(Website and app data records)
-*-*-

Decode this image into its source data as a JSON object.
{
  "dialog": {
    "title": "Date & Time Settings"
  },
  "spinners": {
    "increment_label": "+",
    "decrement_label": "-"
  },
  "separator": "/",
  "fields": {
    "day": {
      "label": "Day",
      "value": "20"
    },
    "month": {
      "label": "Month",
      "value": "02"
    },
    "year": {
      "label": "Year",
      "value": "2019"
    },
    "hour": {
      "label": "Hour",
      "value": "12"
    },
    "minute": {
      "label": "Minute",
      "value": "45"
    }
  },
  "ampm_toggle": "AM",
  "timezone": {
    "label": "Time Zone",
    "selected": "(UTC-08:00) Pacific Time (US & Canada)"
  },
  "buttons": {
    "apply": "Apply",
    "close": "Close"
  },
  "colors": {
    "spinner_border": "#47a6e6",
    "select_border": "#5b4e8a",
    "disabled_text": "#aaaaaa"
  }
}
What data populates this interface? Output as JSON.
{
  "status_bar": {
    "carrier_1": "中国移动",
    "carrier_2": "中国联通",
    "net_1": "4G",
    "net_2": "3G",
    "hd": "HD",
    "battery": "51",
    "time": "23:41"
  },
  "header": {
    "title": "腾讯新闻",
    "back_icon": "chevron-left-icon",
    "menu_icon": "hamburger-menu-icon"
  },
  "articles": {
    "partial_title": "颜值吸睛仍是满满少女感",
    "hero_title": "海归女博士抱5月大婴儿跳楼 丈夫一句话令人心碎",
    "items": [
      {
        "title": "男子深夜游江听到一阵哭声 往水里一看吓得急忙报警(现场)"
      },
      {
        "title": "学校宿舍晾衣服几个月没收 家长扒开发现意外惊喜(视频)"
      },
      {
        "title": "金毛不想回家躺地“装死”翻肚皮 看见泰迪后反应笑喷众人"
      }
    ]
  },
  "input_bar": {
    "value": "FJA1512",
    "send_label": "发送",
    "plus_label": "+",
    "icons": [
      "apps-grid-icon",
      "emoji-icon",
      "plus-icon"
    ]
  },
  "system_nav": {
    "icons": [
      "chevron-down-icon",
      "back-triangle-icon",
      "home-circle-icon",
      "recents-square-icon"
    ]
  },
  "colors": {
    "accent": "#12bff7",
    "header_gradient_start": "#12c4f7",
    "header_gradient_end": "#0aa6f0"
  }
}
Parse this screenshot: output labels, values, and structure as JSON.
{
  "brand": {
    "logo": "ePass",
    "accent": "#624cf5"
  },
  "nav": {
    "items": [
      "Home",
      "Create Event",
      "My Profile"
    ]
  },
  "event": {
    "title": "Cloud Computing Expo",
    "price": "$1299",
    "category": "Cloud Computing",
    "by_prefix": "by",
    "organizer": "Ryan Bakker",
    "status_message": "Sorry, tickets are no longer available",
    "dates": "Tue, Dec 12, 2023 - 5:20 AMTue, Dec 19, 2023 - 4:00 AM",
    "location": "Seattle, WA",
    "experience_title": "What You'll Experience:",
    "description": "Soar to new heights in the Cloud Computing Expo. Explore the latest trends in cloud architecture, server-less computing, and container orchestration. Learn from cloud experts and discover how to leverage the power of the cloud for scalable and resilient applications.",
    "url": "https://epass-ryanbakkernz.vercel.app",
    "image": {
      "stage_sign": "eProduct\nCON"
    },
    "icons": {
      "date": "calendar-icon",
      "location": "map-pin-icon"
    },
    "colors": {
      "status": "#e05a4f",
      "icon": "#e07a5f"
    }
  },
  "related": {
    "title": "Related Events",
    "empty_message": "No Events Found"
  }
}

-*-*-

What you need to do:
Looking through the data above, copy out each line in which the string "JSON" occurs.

Final answer:
Decode this image into its source data as a JSON object.
What data populates this interface? Output as JSON.
Parse this screenshot: output labels, values, and structure as JSON.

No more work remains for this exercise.